The death of country songwriting legend Hank Williams has been the stuff of legend since it was announced on January 1, 1953. Controversy surrounds the actual cause and time of death, which likely occurred sometime the day before in the back seat of a Cadillac in Virginia on the way to a New Year’s Day show.
The Last Ride, a romantic “what-if” version of the story starring Henry Thomas as Hank Sr. is out now on Blu-ray and is interesting only as a cultural artifact.
The movie, written by Howard Klausner and Dub Cornett, takes so many liberties with the story of Hank’s fateful journey with a college student named Charles Carr that it renames him Silas and has Hank referring to himself as Luke (as in Luke the Drifter, one of his many nicknames). Thomas acquits himself nicely, playing the pain-stricken Hank with a short temper, pallid complexion, and a broken heart, but the script doesn’t give him much to do beyond that. Jesse James, however, who plays Hank’s inexperienced driver, has a permanent deer-in-headlights look that doesn’t change throughout the entire picture.
Williams’ personal and professional life were in shambles by late 1952, and because his last days were filled consuming alcohol, chloral hydrate, and morphine, they were probably fairly uneventful. The Last Ride, directed by Harry Thomason (best known as a producer of TV’s Designing Women), constructs a hokey fictional narrative around this trip that allows Hank to play the older, wiser character, passing his life experience on to young Silas, who musters the courage to ask out a pretty girl. It also gives him the opportunity to enjoy some authentic Appalachian folk music anonymously and reflect silently on his life (we assume).
I totally understand the need to create some sort of deeper meaning out of Williams’ last days, especially the man who brought so many people joy with his songs was chronically depressed and died so young. (He was 29.) The Last Ride, though, is pretty thin stuff for a full-length movie and is dramatically inert. It even fails on the music level, with a soundtrack consisting of contemporary artists covering Williams’ songs, which is at odds with the period setting of the film.

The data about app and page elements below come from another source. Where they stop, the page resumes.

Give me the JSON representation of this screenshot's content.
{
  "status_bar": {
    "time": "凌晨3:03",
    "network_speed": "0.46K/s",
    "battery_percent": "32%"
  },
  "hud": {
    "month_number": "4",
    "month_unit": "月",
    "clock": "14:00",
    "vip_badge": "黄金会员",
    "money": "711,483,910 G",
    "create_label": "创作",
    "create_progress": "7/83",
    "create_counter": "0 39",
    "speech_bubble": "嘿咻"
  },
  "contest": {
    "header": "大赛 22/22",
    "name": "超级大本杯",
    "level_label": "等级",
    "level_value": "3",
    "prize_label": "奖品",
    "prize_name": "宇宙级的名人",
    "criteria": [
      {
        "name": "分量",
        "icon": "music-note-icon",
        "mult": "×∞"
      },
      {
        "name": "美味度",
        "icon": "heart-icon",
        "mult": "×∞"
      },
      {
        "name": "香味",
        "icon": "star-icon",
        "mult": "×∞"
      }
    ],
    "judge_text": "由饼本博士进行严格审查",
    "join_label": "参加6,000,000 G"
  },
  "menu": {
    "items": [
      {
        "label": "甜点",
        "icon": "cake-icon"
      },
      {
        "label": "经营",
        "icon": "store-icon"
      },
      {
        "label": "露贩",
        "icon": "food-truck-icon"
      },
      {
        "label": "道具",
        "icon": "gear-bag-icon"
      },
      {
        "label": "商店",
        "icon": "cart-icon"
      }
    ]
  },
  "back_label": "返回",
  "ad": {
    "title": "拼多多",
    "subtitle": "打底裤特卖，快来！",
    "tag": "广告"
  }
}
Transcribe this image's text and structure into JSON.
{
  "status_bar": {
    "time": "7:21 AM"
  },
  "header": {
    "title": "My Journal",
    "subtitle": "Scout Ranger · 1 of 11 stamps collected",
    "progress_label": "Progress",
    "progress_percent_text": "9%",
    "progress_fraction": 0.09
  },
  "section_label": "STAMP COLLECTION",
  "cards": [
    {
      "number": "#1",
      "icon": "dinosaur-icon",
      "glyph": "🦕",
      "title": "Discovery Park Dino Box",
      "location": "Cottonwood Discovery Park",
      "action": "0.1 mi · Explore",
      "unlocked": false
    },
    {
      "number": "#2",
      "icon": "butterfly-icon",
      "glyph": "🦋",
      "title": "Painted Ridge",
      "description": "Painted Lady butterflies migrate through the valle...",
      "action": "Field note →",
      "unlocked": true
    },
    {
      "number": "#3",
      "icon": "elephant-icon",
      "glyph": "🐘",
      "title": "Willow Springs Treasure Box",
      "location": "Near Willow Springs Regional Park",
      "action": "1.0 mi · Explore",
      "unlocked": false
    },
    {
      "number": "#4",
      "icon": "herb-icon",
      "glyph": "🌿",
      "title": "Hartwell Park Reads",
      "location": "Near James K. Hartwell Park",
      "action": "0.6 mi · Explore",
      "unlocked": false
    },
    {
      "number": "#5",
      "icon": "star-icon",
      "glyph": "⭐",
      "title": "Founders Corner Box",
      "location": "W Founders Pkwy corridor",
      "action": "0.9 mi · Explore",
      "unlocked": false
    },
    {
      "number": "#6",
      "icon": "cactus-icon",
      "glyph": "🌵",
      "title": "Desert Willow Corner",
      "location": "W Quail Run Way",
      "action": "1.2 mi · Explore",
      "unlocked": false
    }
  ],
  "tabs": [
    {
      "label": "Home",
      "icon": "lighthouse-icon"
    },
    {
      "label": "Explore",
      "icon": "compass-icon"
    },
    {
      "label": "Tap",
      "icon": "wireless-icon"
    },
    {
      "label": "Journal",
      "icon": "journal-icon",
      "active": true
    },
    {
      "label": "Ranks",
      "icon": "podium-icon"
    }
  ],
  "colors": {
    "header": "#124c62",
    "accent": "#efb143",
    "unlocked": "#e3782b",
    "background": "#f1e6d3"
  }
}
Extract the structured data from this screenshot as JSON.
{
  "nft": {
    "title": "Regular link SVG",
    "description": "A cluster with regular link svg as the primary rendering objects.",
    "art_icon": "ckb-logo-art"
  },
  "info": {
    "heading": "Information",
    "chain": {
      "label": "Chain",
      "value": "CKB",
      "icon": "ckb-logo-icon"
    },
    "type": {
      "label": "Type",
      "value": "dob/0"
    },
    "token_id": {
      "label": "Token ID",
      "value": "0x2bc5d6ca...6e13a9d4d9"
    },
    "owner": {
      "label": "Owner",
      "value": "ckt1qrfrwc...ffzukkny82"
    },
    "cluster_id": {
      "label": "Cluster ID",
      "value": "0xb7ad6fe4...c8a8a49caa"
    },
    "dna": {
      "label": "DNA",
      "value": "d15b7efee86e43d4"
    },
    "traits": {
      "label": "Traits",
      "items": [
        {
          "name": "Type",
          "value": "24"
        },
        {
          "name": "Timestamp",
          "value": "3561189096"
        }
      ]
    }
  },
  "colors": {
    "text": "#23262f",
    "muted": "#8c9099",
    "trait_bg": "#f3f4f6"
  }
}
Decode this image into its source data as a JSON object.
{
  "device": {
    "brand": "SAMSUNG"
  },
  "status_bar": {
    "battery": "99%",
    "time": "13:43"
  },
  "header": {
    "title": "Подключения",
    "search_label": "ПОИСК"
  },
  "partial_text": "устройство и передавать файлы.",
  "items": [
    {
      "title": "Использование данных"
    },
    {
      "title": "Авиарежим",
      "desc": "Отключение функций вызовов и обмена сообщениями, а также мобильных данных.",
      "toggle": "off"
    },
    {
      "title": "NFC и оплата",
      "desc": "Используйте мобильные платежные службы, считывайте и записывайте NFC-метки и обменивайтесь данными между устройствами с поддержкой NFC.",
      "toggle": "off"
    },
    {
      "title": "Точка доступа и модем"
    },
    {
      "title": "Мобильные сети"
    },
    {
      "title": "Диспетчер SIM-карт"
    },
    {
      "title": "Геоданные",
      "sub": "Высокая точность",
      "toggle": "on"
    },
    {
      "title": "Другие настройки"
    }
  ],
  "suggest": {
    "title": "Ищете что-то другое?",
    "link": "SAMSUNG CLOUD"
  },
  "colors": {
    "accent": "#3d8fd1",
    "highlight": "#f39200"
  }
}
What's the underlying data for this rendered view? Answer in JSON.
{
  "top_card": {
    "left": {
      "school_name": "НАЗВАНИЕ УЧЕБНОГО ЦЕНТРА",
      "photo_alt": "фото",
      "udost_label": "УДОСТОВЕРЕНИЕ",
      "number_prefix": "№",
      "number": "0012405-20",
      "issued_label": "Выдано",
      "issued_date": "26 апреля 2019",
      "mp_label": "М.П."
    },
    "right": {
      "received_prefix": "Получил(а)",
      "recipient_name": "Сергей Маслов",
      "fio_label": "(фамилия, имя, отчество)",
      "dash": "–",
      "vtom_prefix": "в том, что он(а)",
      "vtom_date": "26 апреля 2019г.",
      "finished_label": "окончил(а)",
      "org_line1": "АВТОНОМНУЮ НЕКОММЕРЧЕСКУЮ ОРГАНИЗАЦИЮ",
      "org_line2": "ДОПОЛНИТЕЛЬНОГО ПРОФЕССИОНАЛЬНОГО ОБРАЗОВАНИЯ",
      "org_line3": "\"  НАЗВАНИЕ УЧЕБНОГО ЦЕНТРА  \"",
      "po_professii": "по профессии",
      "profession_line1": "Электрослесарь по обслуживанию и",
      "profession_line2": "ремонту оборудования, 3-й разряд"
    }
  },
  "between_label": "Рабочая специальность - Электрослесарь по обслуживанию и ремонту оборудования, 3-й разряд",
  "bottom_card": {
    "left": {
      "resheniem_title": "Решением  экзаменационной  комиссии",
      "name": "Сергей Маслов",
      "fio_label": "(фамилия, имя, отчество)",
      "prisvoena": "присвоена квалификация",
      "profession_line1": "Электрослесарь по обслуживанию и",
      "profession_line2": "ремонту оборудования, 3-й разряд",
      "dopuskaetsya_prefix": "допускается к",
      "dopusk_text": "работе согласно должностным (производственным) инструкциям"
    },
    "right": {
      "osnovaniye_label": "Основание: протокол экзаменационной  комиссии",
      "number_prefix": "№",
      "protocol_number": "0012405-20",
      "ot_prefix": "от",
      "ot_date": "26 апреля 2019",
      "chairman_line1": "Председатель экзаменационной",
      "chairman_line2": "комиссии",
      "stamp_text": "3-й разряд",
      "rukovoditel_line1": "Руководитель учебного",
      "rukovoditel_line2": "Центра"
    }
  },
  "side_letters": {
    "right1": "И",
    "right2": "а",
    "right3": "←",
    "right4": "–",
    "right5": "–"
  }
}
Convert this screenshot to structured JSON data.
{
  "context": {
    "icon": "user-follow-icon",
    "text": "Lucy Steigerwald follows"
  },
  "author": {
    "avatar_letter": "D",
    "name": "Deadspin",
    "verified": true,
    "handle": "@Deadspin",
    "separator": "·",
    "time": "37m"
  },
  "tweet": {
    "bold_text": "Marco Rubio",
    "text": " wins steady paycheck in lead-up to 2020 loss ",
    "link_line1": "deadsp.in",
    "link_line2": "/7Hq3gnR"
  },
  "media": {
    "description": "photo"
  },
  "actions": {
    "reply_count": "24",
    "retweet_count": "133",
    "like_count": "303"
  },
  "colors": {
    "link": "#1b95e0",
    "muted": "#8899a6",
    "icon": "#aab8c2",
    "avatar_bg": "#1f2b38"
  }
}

The only bonus feature included on this bare-bones release is a fluffy, brief making-of featurette called “A Look Inside The Last Ride.”